··· Data provided ···

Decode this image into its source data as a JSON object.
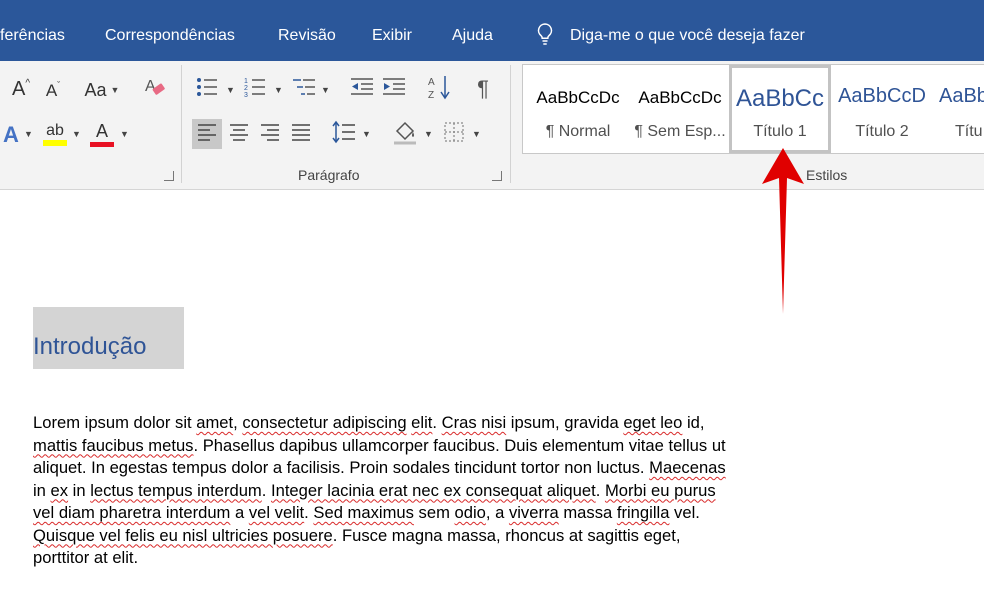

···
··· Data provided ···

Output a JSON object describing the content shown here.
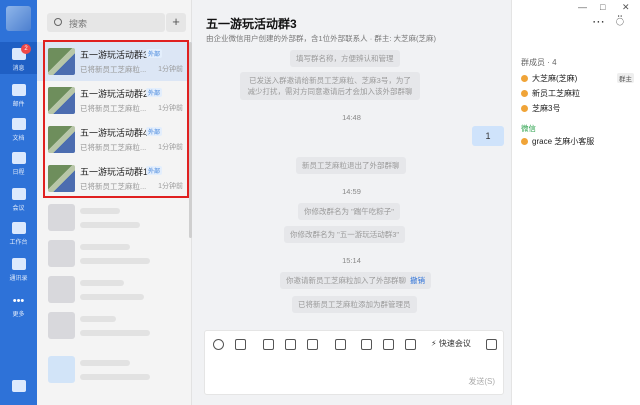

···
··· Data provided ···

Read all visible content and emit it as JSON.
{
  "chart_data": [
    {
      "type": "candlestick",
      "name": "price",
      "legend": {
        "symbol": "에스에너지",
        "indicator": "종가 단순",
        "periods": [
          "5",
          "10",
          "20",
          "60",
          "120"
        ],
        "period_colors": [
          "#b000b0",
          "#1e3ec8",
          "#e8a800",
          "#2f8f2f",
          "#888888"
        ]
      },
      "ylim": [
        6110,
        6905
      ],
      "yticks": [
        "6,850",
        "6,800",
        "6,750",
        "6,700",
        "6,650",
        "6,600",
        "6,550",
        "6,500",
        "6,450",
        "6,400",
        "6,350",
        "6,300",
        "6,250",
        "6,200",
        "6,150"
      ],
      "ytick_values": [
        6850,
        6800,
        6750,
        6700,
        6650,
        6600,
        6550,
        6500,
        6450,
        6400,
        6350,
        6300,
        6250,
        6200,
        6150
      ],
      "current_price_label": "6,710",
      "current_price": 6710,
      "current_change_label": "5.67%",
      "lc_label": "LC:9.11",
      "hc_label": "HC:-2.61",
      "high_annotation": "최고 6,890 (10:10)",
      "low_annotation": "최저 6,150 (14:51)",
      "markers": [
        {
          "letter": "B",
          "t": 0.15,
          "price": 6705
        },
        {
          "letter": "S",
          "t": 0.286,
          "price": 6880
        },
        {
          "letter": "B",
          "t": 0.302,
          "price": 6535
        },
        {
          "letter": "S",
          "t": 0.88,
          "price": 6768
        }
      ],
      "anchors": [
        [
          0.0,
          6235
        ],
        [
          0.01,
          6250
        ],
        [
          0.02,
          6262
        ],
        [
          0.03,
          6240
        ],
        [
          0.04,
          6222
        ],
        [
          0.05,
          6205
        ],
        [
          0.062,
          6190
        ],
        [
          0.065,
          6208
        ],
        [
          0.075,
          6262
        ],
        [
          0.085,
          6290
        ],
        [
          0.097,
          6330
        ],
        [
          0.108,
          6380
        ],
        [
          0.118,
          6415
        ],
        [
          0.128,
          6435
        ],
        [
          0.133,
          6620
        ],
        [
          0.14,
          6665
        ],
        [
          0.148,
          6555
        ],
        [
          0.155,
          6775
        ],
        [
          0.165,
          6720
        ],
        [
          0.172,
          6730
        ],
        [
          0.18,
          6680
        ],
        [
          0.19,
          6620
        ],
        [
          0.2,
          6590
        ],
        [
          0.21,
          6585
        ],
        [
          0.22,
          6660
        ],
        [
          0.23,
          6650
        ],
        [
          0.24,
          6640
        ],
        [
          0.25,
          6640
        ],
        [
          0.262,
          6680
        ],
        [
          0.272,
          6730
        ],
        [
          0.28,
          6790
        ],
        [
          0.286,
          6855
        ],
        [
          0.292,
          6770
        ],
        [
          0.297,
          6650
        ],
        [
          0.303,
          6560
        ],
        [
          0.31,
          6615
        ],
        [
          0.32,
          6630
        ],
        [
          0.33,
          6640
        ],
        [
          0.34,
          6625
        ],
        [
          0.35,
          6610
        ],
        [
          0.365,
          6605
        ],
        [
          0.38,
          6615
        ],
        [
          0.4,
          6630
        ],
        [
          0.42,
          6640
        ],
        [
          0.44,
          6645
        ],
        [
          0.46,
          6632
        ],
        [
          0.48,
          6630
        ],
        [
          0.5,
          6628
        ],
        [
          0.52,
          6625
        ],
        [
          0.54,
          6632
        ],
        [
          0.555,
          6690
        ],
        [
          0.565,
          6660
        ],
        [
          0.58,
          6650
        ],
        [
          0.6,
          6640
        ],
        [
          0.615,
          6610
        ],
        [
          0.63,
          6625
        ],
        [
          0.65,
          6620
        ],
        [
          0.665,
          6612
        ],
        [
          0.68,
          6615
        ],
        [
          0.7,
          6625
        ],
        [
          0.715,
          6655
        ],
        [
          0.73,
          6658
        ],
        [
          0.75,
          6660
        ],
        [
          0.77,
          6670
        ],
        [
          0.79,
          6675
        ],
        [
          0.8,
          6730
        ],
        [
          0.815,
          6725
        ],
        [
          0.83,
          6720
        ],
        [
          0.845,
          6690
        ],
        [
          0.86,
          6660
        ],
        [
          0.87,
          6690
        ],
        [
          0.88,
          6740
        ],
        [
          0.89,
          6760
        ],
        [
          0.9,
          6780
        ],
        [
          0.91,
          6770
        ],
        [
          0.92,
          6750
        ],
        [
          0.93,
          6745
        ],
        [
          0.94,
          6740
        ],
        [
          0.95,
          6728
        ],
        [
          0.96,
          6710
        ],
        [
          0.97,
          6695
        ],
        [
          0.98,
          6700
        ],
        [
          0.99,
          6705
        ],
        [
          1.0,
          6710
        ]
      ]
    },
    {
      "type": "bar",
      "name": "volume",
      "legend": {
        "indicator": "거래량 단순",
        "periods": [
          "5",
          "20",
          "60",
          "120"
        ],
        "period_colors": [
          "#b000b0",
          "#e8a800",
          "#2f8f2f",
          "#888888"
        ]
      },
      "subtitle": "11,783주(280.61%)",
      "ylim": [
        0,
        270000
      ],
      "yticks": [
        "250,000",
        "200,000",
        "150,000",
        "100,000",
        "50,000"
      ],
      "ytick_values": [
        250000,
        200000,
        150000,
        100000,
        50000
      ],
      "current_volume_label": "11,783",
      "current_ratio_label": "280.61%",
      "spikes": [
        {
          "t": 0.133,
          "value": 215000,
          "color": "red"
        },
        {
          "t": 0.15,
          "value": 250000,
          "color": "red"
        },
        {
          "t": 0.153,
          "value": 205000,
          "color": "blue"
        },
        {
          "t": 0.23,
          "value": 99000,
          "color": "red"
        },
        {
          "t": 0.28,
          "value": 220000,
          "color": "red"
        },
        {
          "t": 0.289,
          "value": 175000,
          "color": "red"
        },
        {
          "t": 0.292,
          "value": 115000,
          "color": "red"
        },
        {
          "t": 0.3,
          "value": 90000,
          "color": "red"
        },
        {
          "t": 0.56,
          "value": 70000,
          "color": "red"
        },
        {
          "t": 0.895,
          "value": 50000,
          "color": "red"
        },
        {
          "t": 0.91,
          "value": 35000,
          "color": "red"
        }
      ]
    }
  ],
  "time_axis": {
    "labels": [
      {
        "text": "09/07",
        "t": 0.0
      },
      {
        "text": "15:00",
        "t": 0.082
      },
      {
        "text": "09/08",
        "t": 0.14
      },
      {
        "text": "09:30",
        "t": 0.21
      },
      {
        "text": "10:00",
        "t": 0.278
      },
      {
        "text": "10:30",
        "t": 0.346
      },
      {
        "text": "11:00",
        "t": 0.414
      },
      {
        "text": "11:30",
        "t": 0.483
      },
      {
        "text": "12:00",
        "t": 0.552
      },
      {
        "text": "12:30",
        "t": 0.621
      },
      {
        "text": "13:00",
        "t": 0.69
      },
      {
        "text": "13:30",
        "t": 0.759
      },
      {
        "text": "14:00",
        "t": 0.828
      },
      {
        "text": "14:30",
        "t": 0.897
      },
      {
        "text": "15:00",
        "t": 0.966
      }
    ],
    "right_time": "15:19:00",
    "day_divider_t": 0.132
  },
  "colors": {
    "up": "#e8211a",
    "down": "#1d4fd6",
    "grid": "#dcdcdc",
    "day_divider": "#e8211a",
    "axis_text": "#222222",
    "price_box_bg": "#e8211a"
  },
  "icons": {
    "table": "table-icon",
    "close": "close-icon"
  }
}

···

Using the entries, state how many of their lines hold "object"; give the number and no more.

2